Reproduce exactly the span of lines that opens with the line containing "Convert this screenshot" and closes with the last line of the entries below.
[[ Exercise data, beginning ]]
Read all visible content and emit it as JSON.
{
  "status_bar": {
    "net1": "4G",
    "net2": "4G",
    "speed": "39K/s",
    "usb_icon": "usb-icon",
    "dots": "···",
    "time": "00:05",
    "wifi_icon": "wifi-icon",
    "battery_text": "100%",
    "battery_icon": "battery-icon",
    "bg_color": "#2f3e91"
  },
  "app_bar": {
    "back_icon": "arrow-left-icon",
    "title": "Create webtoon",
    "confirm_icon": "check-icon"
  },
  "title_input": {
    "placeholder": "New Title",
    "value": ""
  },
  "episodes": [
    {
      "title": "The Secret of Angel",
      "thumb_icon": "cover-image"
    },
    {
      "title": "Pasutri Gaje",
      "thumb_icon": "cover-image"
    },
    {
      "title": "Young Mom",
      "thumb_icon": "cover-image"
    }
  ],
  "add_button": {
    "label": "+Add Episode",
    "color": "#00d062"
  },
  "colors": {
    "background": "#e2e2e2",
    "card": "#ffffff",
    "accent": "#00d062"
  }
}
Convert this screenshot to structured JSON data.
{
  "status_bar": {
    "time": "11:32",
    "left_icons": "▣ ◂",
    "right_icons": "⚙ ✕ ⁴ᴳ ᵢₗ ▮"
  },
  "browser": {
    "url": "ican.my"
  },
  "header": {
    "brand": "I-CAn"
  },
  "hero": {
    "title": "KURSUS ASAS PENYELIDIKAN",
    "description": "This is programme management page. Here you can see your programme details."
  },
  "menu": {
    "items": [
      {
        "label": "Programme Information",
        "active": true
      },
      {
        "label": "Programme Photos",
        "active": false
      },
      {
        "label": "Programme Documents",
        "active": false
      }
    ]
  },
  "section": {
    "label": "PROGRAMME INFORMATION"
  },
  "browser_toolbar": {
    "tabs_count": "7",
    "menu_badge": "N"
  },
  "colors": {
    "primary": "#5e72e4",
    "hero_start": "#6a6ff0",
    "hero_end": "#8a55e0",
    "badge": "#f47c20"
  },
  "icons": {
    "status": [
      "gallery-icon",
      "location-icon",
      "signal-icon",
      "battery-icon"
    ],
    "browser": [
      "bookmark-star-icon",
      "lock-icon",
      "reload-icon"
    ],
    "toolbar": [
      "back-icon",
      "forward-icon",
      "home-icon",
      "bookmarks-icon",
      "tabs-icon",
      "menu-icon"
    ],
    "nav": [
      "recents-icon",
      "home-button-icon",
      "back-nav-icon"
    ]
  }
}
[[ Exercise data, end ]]
Reply to the task>
Convert this screenshot to structured JSON data.
{
  "status_bar": {
    "time": "11:32",
    "left_icons": "▣ ◂",
    "right_icons": "⚙ ✕ ⁴ᴳ ᵢₗ ▮"
  },
  "browser": {
    "url": "ican.my"
  },
  "header": {
    "brand": "I-CAn"
  },
  "hero": {
    "title": "KURSUS ASAS PENYELIDIKAN",
    "description": "This is programme management page. Here you can see your programme details."
  },
  "menu": {
    "items": [
      {
        "label": "Programme Information",
        "active": true
      },
      {
        "label": "Programme Photos",
        "active": false
      },
      {
        "label": "Programme Documents",
        "active": false
      }
    ]
  },
  "section": {
    "label": "PROGRAMME INFORMATION"
  },
  "browser_toolbar": {
    "tabs_count": "7",
    "menu_badge": "N"
  },
  "colors": {
    "primary": "#5e72e4",
    "hero_start": "#6a6ff0",
    "hero_end": "#8a55e0",
    "badge": "#f47c20"
  },
  "icons": {
    "status": [
      "gallery-icon",
      "location-icon",
      "signal-icon",
      "battery-icon"
    ],
    "browser": [
      "bookmark-star-icon",
      "lock-icon",
      "reload-icon"
    ],
    "toolbar": [
      "back-icon",
      "forward-icon",
      "home-icon",
      "bookmarks-icon",
      "tabs-icon",
      "menu-icon"
    ],
    "nav": [
      "recents-icon",
      "home-button-icon",
      "back-nav-icon"
    ]
  }
}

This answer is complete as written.